After the move of coach Parseghian, Northwestern got blown out in the next 14 games against the Irish, with Parseghian the mastermind behind nine-straight Irish victories. That stretch of losses for the Wildcats culminated in an embarrassing 48-0 rout at the hands of Notre Dame in Evanston. The rivalry matchup was not played from 1977-1991, which was fortunate for the Wildcats as they did not have a single season with a .500 win percentage or better, and five seasons winning either one or zero games (it definitely was not an easy time to be a Northwestern fan).
Entering their 1995 season opener, Northwestern had not beaten Notre Dame since 1962. Gary Barnett’s Wildcats were 27-point underdogs but put on a special performance in their 17-15 victory. The team’s slogan of “expect victory” was finally being given the respect it deserved. Running back Darnell Autry ran for 160 yards on 33 carries. The game-winning touchdown for Northwestern was a 25-yard pass from Steve Schnur to D’Wayne Bates in the third quarter. This victory sent reverberations all across college football and kicked off a historic season, as Barnett’s Wildcats finished 8-0 in the Big Ten and 10-1 in the regular season, losing 41-32 in the Rose Bowl to USC.

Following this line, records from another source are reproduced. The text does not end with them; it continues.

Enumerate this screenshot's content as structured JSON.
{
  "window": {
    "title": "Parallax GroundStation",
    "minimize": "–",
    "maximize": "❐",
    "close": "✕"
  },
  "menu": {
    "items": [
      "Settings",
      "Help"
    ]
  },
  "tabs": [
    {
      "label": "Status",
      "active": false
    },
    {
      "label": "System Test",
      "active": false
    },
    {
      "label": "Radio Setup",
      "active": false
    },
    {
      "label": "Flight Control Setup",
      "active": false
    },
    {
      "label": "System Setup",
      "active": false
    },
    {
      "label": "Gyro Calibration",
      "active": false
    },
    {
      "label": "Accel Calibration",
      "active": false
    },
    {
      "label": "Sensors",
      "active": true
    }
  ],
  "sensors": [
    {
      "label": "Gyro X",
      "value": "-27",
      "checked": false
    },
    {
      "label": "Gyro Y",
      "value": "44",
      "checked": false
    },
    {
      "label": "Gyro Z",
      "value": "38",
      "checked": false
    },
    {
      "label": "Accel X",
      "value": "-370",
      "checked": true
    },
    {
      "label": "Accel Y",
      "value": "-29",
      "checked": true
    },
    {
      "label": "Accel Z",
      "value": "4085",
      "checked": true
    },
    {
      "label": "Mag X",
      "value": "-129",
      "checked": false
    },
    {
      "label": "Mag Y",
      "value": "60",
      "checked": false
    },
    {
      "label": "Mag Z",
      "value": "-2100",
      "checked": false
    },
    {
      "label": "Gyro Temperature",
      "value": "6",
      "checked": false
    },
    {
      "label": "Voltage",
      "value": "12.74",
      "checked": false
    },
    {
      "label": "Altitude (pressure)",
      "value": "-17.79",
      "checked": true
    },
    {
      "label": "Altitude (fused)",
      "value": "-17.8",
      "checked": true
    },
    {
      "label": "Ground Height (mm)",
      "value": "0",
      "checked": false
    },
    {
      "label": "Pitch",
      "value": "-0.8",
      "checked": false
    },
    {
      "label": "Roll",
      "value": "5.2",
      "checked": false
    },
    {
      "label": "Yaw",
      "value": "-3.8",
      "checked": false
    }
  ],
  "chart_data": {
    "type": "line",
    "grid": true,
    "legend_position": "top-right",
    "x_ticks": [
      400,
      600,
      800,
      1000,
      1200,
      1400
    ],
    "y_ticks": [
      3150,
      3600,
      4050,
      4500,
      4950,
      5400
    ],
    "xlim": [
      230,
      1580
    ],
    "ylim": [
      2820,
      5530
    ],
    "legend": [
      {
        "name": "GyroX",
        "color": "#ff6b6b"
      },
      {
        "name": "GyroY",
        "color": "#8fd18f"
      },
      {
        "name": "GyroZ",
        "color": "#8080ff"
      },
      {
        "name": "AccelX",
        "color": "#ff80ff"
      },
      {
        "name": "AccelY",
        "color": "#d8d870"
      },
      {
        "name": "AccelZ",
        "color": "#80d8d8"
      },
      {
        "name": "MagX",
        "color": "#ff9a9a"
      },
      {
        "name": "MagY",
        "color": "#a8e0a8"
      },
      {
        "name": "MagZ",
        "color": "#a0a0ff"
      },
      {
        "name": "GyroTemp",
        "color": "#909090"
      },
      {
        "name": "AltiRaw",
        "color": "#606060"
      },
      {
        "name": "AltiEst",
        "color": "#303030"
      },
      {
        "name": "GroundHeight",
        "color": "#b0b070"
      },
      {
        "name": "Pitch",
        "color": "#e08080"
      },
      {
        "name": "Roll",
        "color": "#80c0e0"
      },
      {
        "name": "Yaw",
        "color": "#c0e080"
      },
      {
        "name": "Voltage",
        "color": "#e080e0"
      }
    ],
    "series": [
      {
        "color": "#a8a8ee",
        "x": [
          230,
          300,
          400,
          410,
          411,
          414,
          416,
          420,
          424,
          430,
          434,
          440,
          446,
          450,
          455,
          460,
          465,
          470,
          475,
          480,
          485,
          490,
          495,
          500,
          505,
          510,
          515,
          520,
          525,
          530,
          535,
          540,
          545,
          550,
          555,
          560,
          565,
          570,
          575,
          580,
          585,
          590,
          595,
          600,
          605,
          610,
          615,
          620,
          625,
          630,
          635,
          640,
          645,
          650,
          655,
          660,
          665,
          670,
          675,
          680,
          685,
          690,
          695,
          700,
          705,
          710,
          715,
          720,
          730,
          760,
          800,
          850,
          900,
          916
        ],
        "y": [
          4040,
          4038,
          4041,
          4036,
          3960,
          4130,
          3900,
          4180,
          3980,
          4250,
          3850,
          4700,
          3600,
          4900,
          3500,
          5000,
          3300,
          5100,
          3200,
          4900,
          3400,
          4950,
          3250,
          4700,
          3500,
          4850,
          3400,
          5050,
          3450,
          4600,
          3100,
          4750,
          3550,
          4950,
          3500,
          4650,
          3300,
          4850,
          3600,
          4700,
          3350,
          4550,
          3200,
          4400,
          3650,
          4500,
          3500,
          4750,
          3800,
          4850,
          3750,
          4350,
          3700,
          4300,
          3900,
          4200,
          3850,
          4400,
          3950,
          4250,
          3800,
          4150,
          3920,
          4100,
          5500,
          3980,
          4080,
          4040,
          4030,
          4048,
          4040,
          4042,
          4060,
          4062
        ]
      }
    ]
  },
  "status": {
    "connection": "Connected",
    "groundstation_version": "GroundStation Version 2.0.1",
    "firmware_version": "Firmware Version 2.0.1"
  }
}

The next time the two rivals faced off was 2014, with former Northwestern linebacker Pat Fitzgerald, a starter for the 1995 victory, matching up against Notre Dame for the first time as a coach. Once again the No. 18 Irish entered the game as massive favorites, this time by 17 points. The Irish jumped out to an early lead, 20-9 at the end of the first quarter. Northwestern entered halftime down four, after a Justin Jackson touchdown run and Trevor Siemian pass to Kyle Prater. The Wildcats entered the 4th quarter down 34-26, but scored 10 points in the last 5 minutes to send the game to overtime. In overtime, Notre Dame had possession of the ball first, they gained no yardage on a first down completion before throwing two incomplete passes before Kyle Brindza missed a 42 yard field goal, giving the Wildcats the opportunity to win. Coach Fitzgerald took a conservative approach, running the ball three times for a gain of one yard, before giving kicker Jack Mitchell an opportunity to win the game, where he made a 41-yard field goal to defeat the Fighting Irish.
NU’s win over Notre Dame remains one of the most enduring memories of the Pat Fitzgerald era. A win over No. 4 Notre Dame under the lights on Saturday could beat it.